Investors came back to funds for the first time since last summer.
Fund investors returned to the markets in a big way in January, according to estimates by Morningstar Market Intelligence. After pulling $40 billion in December, investors sunk $8.3 billion (net) back into mutual funds in January. The figure excludes ETFs, money markets, and funds of funds. ETFs added an additional $2 billion.
It could be that a strong December was a signal to get back in or that investors and their advisors bought after doing tax-loss selling in December.
Flows are rarely causes of market performance but are instead laggards, telling you where the market has been. That was true in January as investors followed a strong December by adding money, though equity markets still sold off.
Most dramatic was the swing in equity funds. Investors bought a net $5.9 billion of domestic equity funds following a huge $12 billion redemption in December. Foreign equity funds swung from an $18 billion net redemption to about $2 billion in net purchases.
The three best-selling categories were large blend, foreign large blend, and high yield, which registered net inflows of between $2 billion and $4 billion.
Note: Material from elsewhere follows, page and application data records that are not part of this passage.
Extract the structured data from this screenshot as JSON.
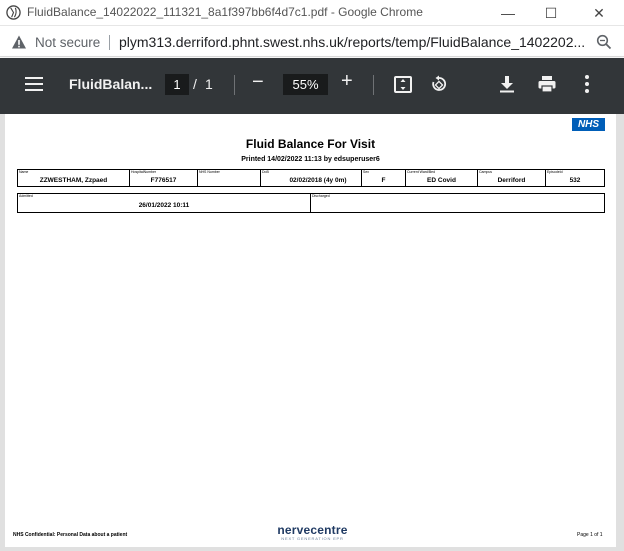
{
  "window": {
    "title": "FluidBalance_14022022_111321_8a1f397bb6f4d7c1.pdf - Google Chrome",
    "minimize_glyph": "—",
    "maximize_glyph": "☐",
    "close_glyph": "✕"
  },
  "address_bar": {
    "security_label": "Not secure",
    "url": "plym313.derriford.phnt.swest.nhs.uk/reports/temp/FluidBalance_1402202..."
  },
  "pdf_toolbar": {
    "doc_title": "FluidBalan...",
    "current_page": "1",
    "page_separator": "/",
    "total_pages": "1",
    "zoom_out_glyph": "−",
    "zoom": "55%",
    "zoom_in_glyph": "+"
  },
  "report": {
    "logo": "NHS",
    "title": "Fluid Balance For Visit",
    "printed": "Printed 14/02/2022 11:13 by edsuperuser6",
    "fields": [
      {
        "label": "Name",
        "value": "ZZWESTHAM, Zzpaed"
      },
      {
        "label": "HospitalNumber",
        "value": "F776517"
      },
      {
        "label": "NHS Number",
        "value": ""
      },
      {
        "label": "DoB",
        "value": "02/02/2018 (4y 0m)"
      },
      {
        "label": "Sex",
        "value": "F"
      },
      {
        "label": "Current Ward/Bed",
        "value": "ED Covid"
      },
      {
        "label": "Campus",
        "value": "Derriford"
      },
      {
        "label": "EpisodeId",
        "value": "532"
      }
    ],
    "admission": [
      {
        "label": "Admitted",
        "value": "26/01/2022 10:11"
      },
      {
        "label": "Discharged",
        "value": ""
      }
    ],
    "footer": {
      "confidential": "NHS Confidential: Personal Data about a patient",
      "brand": "nervecentre",
      "brand_tagline": "NEXT GENERATION EPR",
      "page": "Page 1 of 1"
    }
  }
}
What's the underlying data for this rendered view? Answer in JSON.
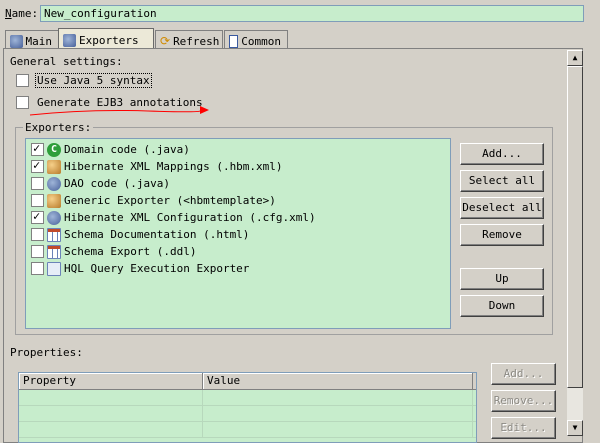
{
  "header": {
    "name_label_prefix": "N",
    "name_label_rest": "ame:",
    "name_value": "New_configuration"
  },
  "tabs": [
    {
      "label": "Main",
      "icon": "main-tab-icon",
      "active": false
    },
    {
      "label": "Exporters",
      "icon": "exporters-tab-icon",
      "active": true
    },
    {
      "label": "Refresh",
      "icon": "refresh-icon",
      "active": false
    },
    {
      "label": "Common",
      "icon": "common-tab-icon",
      "active": false
    }
  ],
  "general": {
    "title": "General settings:",
    "java5": {
      "label": "Use Java 5 syntax",
      "checked": false
    },
    "ejb3": {
      "label": "Generate EJB3 annotations",
      "checked": false
    }
  },
  "exporters": {
    "title": "Exporters:",
    "items": [
      {
        "label": "Domain code (.java)",
        "checked": true,
        "icon": "java-class-icon"
      },
      {
        "label": "Hibernate XML Mappings (.hbm.xml)",
        "checked": true,
        "icon": "hibernate-icon"
      },
      {
        "label": "DAO code (.java)",
        "checked": false,
        "icon": "dao-icon"
      },
      {
        "label": "Generic Exporter (<hbmtemplate>)",
        "checked": false,
        "icon": "generic-exporter-icon"
      },
      {
        "label": "Hibernate XML Configuration (.cfg.xml)",
        "checked": true,
        "icon": "hibernate-config-icon"
      },
      {
        "label": "Schema Documentation (.html)",
        "checked": false,
        "icon": "schema-doc-icon"
      },
      {
        "label": "Schema Export (.ddl)",
        "checked": false,
        "icon": "schema-export-icon"
      },
      {
        "label": "HQL Query Execution Exporter",
        "checked": false,
        "icon": "hql-icon"
      }
    ],
    "buttons": {
      "add": "Add...",
      "select_all": "Select all",
      "deselect_all": "Deselect all",
      "remove": "Remove",
      "up": "Up",
      "down": "Down"
    }
  },
  "properties": {
    "title": "Properties:",
    "columns": [
      "Property",
      "Value"
    ],
    "buttons": {
      "add": "Add...",
      "remove": "Remove...",
      "edit": "Edit..."
    }
  },
  "colors": {
    "list_bg": "#c7edcc",
    "window_bg": "#d4d0c8",
    "annotation_arrow": "#ff0000"
  }
}
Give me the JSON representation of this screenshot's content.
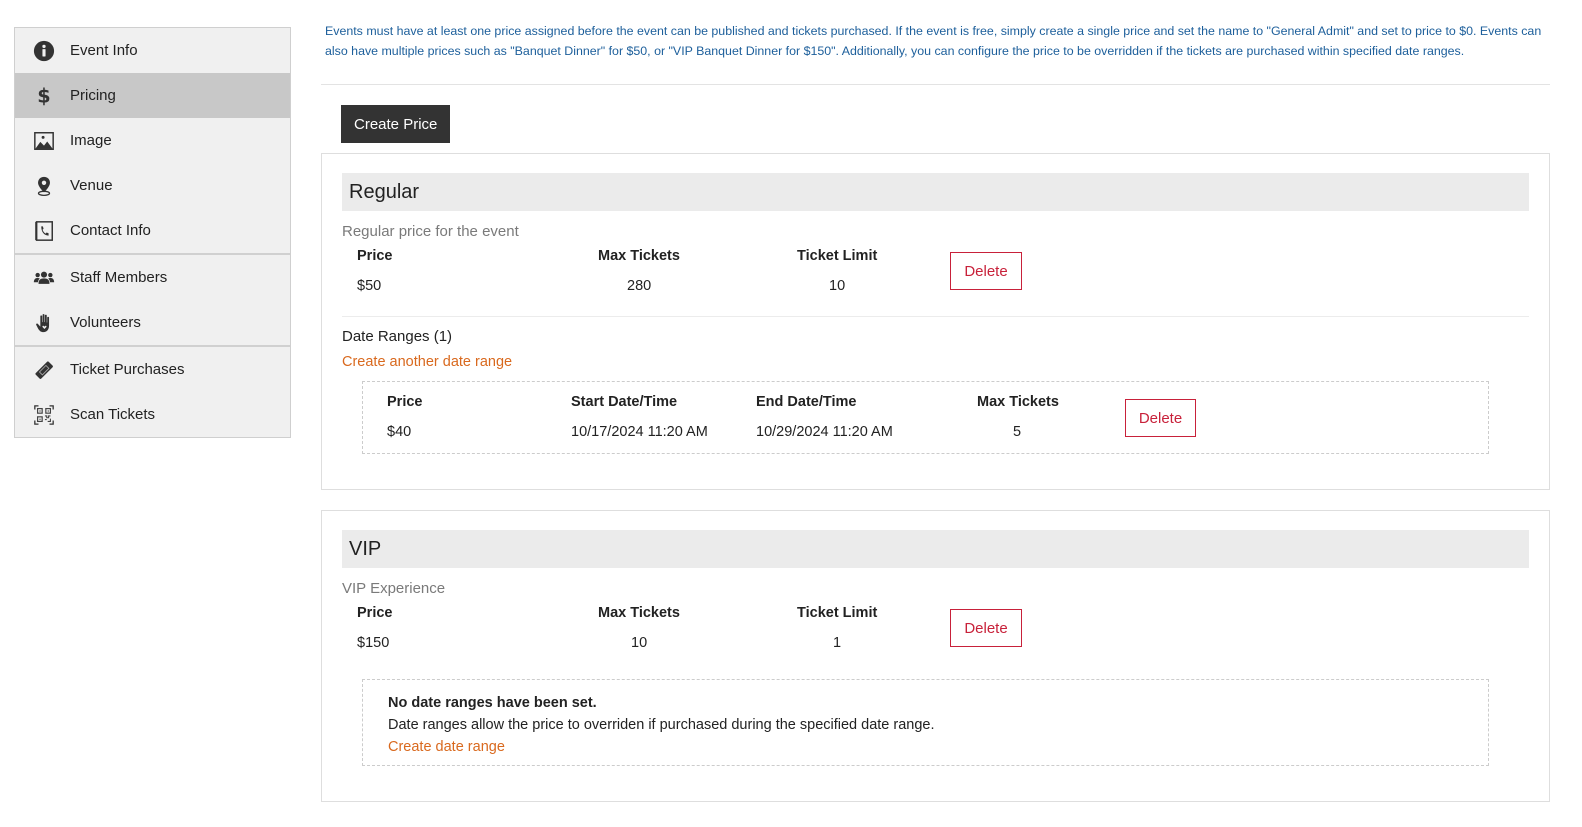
{
  "sidebar": {
    "items": [
      {
        "label": "Event Info",
        "icon": "info-circle-icon",
        "active": false
      },
      {
        "label": "Pricing",
        "icon": "dollar-icon",
        "active": true
      },
      {
        "label": "Image",
        "icon": "image-icon",
        "active": false
      },
      {
        "label": "Venue",
        "icon": "map-pin-icon",
        "active": false
      },
      {
        "label": "Contact Info",
        "icon": "contact-book-icon",
        "active": false
      },
      {
        "label": "Staff Members",
        "icon": "users-icon",
        "active": false
      },
      {
        "label": "Volunteers",
        "icon": "hand-heart-icon",
        "active": false
      },
      {
        "label": "Ticket Purchases",
        "icon": "ticket-icon",
        "active": false
      },
      {
        "label": "Scan Tickets",
        "icon": "qr-code-icon",
        "active": false
      }
    ]
  },
  "main": {
    "intro_text": "Events must have at least one price assigned before the event can be published and tickets purchased. If the event is free, simply create a single price and set the name to \"General Admit\" and set to price to $0. Events can also have multiple prices such as \"Banquet Dinner\" for $50, or \"VIP Banquet Dinner for $150\". Additionally, you can configure the price to be overridden if the tickets are purchased within specified date ranges.",
    "create_price_label": "Create Price",
    "colors": {
      "accent_link": "#d9691e",
      "delete": "#c8213a",
      "intro": "#1d5f9b"
    },
    "prices": [
      {
        "name": "Regular",
        "description": "Regular price for the event",
        "headers": {
          "price": "Price",
          "max_tickets": "Max Tickets",
          "ticket_limit": "Ticket Limit"
        },
        "price": "$50",
        "max_tickets": "280",
        "ticket_limit": "10",
        "delete_label": "Delete",
        "date_ranges_title": "Date Ranges (1)",
        "create_another_label": "Create another date range",
        "date_range_headers": {
          "price": "Price",
          "start": "Start Date/Time",
          "end": "End Date/Time",
          "max_tickets": "Max Tickets"
        },
        "date_ranges": [
          {
            "price": "$40",
            "start": "10/17/2024 11:20 AM",
            "end": "10/29/2024 11:20 AM",
            "max_tickets": "5",
            "delete_label": "Delete"
          }
        ]
      },
      {
        "name": "VIP",
        "description": "VIP Experience",
        "headers": {
          "price": "Price",
          "max_tickets": "Max Tickets",
          "ticket_limit": "Ticket Limit"
        },
        "price": "$150",
        "max_tickets": "10",
        "ticket_limit": "1",
        "delete_label": "Delete",
        "empty": {
          "title": "No date ranges have been set.",
          "text": "Date ranges allow the price to overriden if purchased during the specified date range.",
          "create_label": "Create date range"
        }
      }
    ]
  }
}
A strong theme there was inflows into equity index funds, which continue to gain in popularity. Vanguard Institutional Index Fund
Meantime, investors also returned to municipal bond funds--it was the first time since August that they registered net inflows. Likewise, alternative asset funds--a group that includes precious metals and long-short--swung from redemptions to a $1.4 billion net inflow.
Taxable bond funds and balanced funds continued to suffer redemptions in January, though the pace slowed a bit. Taxable bond funds shed about $3 billion compared with $3.8 billion in December. Balanced funds shed about $850 million compared with $4.5 billion in December net redemptions.
For high yield, it was the second month in a row of inflows following a long stretch of redemptions. Vanguard High Yield Corporate